● **DIRECTIONS**
When you have gone through the entries below, state how many lines include the word "wolf" and write nothing else.

....

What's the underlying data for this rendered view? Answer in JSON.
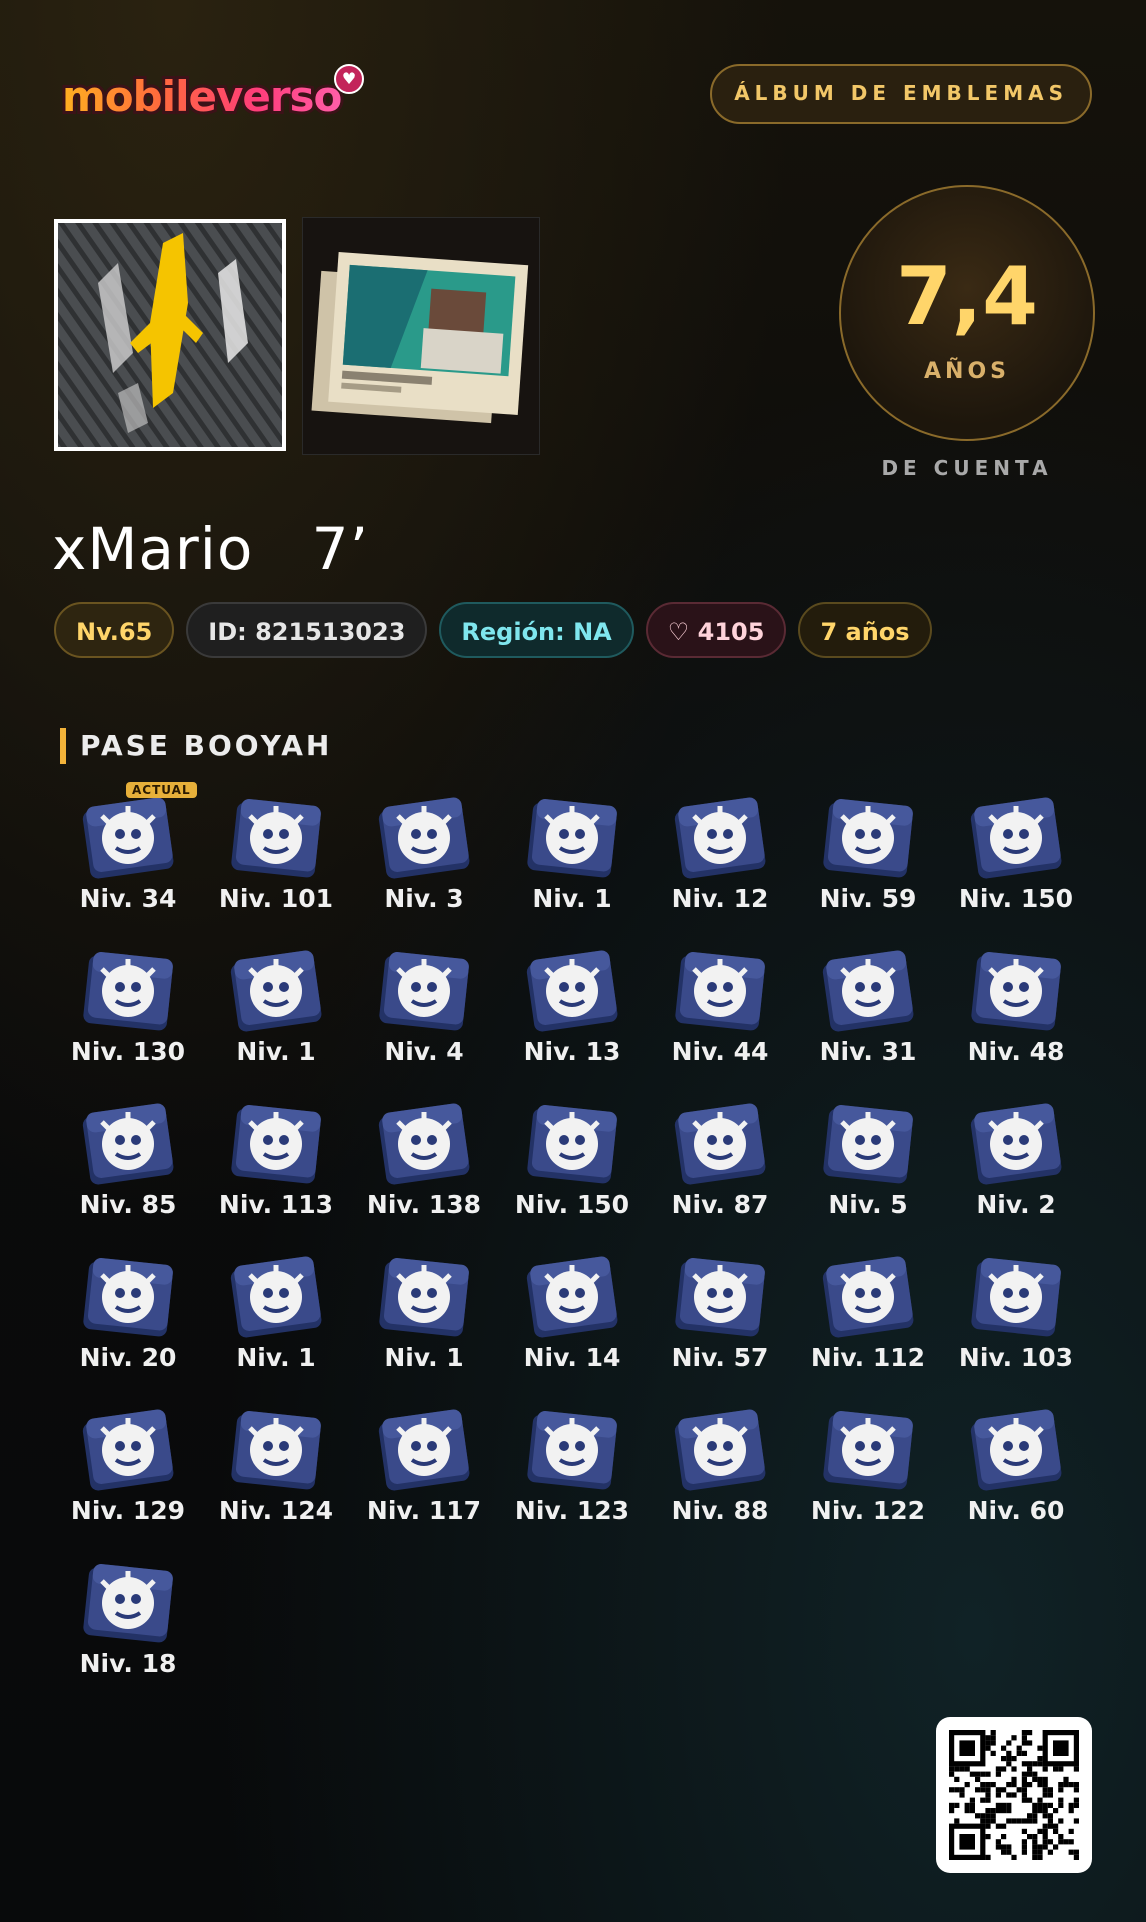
{
  "header": {
    "logo_text": "mobileverso",
    "album_button_label": "ÁLBUM DE EMBLEMAS"
  },
  "account_age": {
    "value": "7,4",
    "unit": "AÑOS",
    "caption": "DE CUENTA"
  },
  "player": {
    "name": "xMario   7’",
    "badges": {
      "level": "Nv.65",
      "id": "ID: 821513023",
      "region": "Región: NA",
      "likes": "4105",
      "years": "7 años"
    }
  },
  "booyah_pass": {
    "title": "PASE BOOYAH",
    "current_tag": "ACTUAL",
    "items": [
      {
        "label": "Niv. 34",
        "icon": "apple-emblem-icon",
        "current": true
      },
      {
        "label": "Niv. 101",
        "icon": "wolf-emblem-icon"
      },
      {
        "label": "Niv. 3",
        "icon": "swirl-emblem-icon"
      },
      {
        "label": "Niv. 1",
        "icon": "fox-emblem-icon"
      },
      {
        "label": "Niv. 12",
        "icon": "crossbow-emblem-icon"
      },
      {
        "label": "Niv. 59",
        "icon": "ghost-emblem-icon"
      },
      {
        "label": "Niv. 150",
        "icon": "z-symbol-emblem-icon"
      },
      {
        "label": "Niv. 130",
        "icon": "skull-crown-emblem-icon"
      },
      {
        "label": "Niv. 1",
        "icon": "crossed-arrows-emblem-icon"
      },
      {
        "label": "Niv. 4",
        "icon": "clown-emblem-icon"
      },
      {
        "label": "Niv. 13",
        "icon": "hooded-face-emblem-icon"
      },
      {
        "label": "Niv. 44",
        "icon": "box-face-emblem-icon"
      },
      {
        "label": "Niv. 31",
        "icon": "comic-emblem-icon"
      },
      {
        "label": "Niv. 48",
        "icon": "dragon-emblem-icon"
      },
      {
        "label": "Niv. 85",
        "icon": "xx-shield-emblem-icon"
      },
      {
        "label": "Niv. 113",
        "icon": "ox-face-emblem-icon"
      },
      {
        "label": "Niv. 138",
        "icon": "spider-emblem-icon"
      },
      {
        "label": "Niv. 150",
        "icon": "leo-sign-emblem-icon"
      },
      {
        "label": "Niv. 87",
        "icon": "fighter-emblem-icon"
      },
      {
        "label": "Niv. 5",
        "icon": "leaves-emblem-icon"
      },
      {
        "label": "Niv. 2",
        "icon": "wolf-head-emblem-icon"
      },
      {
        "label": "Niv. 20",
        "icon": "star-crest-emblem-icon"
      },
      {
        "label": "Niv. 1",
        "icon": "demon-face-emblem-icon"
      },
      {
        "label": "Niv. 1",
        "icon": "spiky-skull-emblem-icon"
      },
      {
        "label": "Niv. 14",
        "icon": "planet-emblem-icon"
      },
      {
        "label": "Niv. 57",
        "icon": "warrior-emblem-icon"
      },
      {
        "label": "Niv. 112",
        "icon": "spiky-ball-emblem-icon"
      },
      {
        "label": "Niv. 103",
        "icon": "shark-emblem-icon"
      },
      {
        "label": "Niv. 129",
        "icon": "atom-emblem-icon"
      },
      {
        "label": "Niv. 124",
        "icon": "crowned-skull-emblem-icon"
      },
      {
        "label": "Niv. 117",
        "icon": "witch-emblem-icon"
      },
      {
        "label": "Niv. 123",
        "icon": "mammoth-emblem-icon"
      },
      {
        "label": "Niv. 88",
        "icon": "bird-emblem-icon"
      },
      {
        "label": "Niv. 122",
        "icon": "beast-skull-emblem-icon"
      },
      {
        "label": "Niv. 60",
        "icon": "raptor-emblem-icon"
      },
      {
        "label": "Niv. 18",
        "icon": "pumpkin-emblem-icon"
      }
    ]
  },
  "colors": {
    "gold": "#ffd56a",
    "accent_bar": "#f2b33a",
    "emblem_blue": "#3a4a8a",
    "region_cyan": "#7fe6ee"
  }
}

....

● **OUTPUT OF THE EXERCISE**
2